---------- TASK INPUTS

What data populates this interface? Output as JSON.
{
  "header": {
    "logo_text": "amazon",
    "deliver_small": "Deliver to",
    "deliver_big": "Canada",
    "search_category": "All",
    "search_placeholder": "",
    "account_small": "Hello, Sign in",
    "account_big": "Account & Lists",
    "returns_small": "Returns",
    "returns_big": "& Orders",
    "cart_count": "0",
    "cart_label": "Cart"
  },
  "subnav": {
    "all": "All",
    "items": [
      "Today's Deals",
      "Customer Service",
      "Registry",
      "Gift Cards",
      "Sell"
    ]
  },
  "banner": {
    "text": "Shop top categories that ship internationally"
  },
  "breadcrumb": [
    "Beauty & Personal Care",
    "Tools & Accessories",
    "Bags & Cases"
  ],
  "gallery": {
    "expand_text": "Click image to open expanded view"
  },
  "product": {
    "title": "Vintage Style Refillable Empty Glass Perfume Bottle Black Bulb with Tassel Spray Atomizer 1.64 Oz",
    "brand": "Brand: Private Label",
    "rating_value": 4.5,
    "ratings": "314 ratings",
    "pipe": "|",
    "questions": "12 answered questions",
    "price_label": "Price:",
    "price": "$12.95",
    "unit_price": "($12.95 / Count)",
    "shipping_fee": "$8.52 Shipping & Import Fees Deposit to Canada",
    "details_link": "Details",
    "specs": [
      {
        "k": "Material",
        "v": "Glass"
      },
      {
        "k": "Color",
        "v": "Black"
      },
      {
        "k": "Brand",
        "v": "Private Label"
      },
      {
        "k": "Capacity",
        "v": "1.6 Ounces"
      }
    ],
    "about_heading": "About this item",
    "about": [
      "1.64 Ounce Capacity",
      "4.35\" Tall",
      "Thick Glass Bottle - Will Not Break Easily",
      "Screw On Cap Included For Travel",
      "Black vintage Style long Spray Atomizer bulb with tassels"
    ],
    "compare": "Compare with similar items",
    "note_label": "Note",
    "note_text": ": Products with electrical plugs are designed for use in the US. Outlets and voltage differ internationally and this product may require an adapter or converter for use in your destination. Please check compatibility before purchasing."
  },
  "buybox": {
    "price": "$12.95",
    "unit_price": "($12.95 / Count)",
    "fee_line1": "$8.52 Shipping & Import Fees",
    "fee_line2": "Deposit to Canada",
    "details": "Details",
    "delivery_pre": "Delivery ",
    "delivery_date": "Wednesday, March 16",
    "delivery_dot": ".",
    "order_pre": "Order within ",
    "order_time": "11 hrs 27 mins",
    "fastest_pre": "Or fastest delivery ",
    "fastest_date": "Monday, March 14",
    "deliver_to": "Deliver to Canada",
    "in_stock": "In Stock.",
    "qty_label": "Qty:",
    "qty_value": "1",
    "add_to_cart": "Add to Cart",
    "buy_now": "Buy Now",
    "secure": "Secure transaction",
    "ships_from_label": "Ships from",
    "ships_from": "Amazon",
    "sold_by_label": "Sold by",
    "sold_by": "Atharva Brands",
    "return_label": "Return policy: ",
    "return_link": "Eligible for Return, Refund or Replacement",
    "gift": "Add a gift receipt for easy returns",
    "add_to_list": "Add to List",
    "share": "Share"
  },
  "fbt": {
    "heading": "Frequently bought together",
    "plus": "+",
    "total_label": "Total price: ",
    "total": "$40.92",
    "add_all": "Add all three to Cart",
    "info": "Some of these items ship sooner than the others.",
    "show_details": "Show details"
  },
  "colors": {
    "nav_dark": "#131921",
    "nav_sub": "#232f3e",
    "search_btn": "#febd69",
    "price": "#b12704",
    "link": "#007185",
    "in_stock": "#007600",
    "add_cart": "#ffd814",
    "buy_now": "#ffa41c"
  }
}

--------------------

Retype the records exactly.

What data populates this interface? Output as JSON.
{
  "header": {
    "logo_text": "amazon",
    "deliver_small": "Deliver to",
    "deliver_big": "Canada",
    "search_category": "All",
    "search_placeholder": "",
    "account_small": "Hello, Sign in",
    "account_big": "Account & Lists",
    "returns_small": "Returns",
    "returns_big": "& Orders",
    "cart_count": "0",
    "cart_label": "Cart"
  },
  "subnav": {
    "all": "All",
    "items": [
      "Today's Deals",
      "Customer Service",
      "Registry",
      "Gift Cards",
      "Sell"
    ]
  },
  "banner": {
    "text": "Shop top categories that ship internationally"
  },
  "breadcrumb": [
    "Beauty & Personal Care",
    "Tools & Accessories",
    "Bags & Cases"
  ],
  "gallery": {
    "expand_text": "Click image to open expanded view"
  },
  "product": {
    "title": "Vintage Style Refillable Empty Glass Perfume Bottle Black Bulb with Tassel Spray Atomizer 1.64 Oz",
    "brand": "Brand: Private Label",
    "rating_value": 4.5,
    "ratings": "314 ratings",
    "pipe": "|",
    "questions": "12 answered questions",
    "price_label": "Price:",
    "price": "$12.95",
    "unit_price": "($12.95 / Count)",
    "shipping_fee": "$8.52 Shipping & Import Fees Deposit to Canada",
    "details_link": "Details",
    "specs": [
      {
        "k": "Material",
        "v": "Glass"
      },
      {
        "k": "Color",
        "v": "Black"
      },
      {
        "k": "Brand",
        "v": "Private Label"
      },
      {
        "k": "Capacity",
        "v": "1.6 Ounces"
      }
    ],
    "about_heading": "About this item",
    "about": [
      "1.64 Ounce Capacity",
      "4.35\" Tall",
      "Thick Glass Bottle - Will Not Break Easily",
      "Screw On Cap Included For Travel",
      "Black vintage Style long Spray Atomizer bulb with tassels"
    ],
    "compare": "Compare with similar items",
    "note_label": "Note",
    "note_text": ": Products with electrical plugs are designed for use in the US. Outlets and voltage differ internationally and this product may require an adapter or converter for use in your destination. Please check compatibility before purchasing."
  },
  "buybox": {
    "price": "$12.95",
    "unit_price": "($12.95 / Count)",
    "fee_line1": "$8.52 Shipping & Import Fees",
    "fee_line2": "Deposit to Canada",
    "details": "Details",
    "delivery_pre": "Delivery ",
    "delivery_date": "Wednesday, March 16",
    "delivery_dot": ".",
    "order_pre": "Order within ",
    "order_time": "11 hrs 27 mins",
    "fastest_pre": "Or fastest delivery ",
    "fastest_date": "Monday, March 14",
    "deliver_to": "Deliver to Canada",
    "in_stock": "In Stock.",
    "qty_label": "Qty:",
    "qty_value": "1",
    "add_to_cart": "Add to Cart",
    "buy_now": "Buy Now",
    "secure": "Secure transaction",
    "ships_from_label": "Ships from",
    "ships_from": "Amazon",
    "sold_by_label": "Sold by",
    "sold_by": "Atharva Brands",
    "return_label": "Return policy: ",
    "return_link": "Eligible for Return, Refund or Replacement",
    "gift": "Add a gift receipt for easy returns",
    "add_to_list": "Add to List",
    "share": "Share"
  },
  "fbt": {
    "heading": "Frequently bought together",
    "plus": "+",
    "total_label": "Total price: ",
    "total": "$40.92",
    "add_all": "Add all three to Cart",
    "info": "Some of these items ship sooner than the others.",
    "show_details": "Show details"
  },
  "colors": {
    "nav_dark": "#131921",
    "nav_sub": "#232f3e",
    "search_btn": "#febd69",
    "price": "#b12704",
    "link": "#007185",
    "in_stock": "#007600",
    "add_cart": "#ffd814",
    "buy_now": "#ffa41c"
  }
}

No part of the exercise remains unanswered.